Most are also new farmers, with 58% reporting that they’ve been farming for five years or fewer.
The states where hemp production was highest are, in decreasing order: Montana, with 4,500 acres of hemp harvested; Colorado, with 3,100 acres; Minnesota with 2,300 acres; California with 2,250 acres; and Utah with 2,150 acres. Hawaii is not known for hemp, as farmers harvested and planted just 17 acres.
Colorado was also the state with the biggest losses. While the survey indicated that farmers harvested just over 3,000 acres, cultivators planted a total of 10,100 acres. Reasons that hemp might be planted but not harvested could be cold freezes or other weather events like storms and droughts, or failing to meet THC testing requirements.
Farmers are growing mostly for fiber, which accounted for 33.2 million pounds grown. Flower was a close second up, with hemp growers cultivating just under 20 million pounds. But, when it comes to the value of these two crops, hemp flower was worth $623 million, and fiber just $41.4 million.
“The release of this landmark report provides a needed benchmark about hemp production to assist producers, regulatory agencies, state governments, processors, and other key industry entities,” the USDA’s National Agricultural Statistics Service (NASS) Administrator Hubert Hamer said in a statement. “Not only will these data guide USDA agencies in their support of domestic hemp production, the results can also help inform producers’ decisions about growing, harvesting, and selling hemp as well as the type of hemp they decide to produce. The survey results may also impact policy decisions about the hemp industry.”
The 2018 Farm Bill legalized cannabis with .3% THC or less, also known as hemp. Since then, the USDA – and, to a lesser extent, other federal agencies – has steadily built out rules for its Domestic Hemp Production Program to guide different aspects of regulation of the plant.
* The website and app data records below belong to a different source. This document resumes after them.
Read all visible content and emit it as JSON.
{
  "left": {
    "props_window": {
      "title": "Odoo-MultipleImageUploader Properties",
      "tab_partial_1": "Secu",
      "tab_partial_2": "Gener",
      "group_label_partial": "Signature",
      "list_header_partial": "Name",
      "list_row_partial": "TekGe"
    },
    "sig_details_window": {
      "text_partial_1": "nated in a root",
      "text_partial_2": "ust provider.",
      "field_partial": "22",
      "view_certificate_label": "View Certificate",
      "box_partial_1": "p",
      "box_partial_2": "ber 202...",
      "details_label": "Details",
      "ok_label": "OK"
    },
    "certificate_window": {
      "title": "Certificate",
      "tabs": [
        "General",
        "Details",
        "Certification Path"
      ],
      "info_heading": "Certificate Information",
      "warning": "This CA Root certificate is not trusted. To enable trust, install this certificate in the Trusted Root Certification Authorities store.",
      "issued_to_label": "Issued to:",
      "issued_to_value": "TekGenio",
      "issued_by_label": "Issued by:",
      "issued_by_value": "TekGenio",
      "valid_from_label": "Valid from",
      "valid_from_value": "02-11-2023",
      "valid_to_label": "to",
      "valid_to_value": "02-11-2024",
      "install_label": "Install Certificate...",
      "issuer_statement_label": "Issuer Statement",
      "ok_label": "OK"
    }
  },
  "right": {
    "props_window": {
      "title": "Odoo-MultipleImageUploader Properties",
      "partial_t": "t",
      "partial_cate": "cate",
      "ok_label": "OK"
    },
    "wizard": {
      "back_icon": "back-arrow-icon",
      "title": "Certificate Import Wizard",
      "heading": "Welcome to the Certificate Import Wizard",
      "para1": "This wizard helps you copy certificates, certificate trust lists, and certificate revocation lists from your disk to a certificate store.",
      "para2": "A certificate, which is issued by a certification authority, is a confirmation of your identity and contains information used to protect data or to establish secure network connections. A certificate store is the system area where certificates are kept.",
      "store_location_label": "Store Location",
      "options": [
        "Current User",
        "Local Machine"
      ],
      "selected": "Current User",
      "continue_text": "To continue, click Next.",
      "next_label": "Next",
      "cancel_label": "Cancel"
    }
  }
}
State agriculture regulators set their hemp-related priorities this week at their Winter Policy Conference.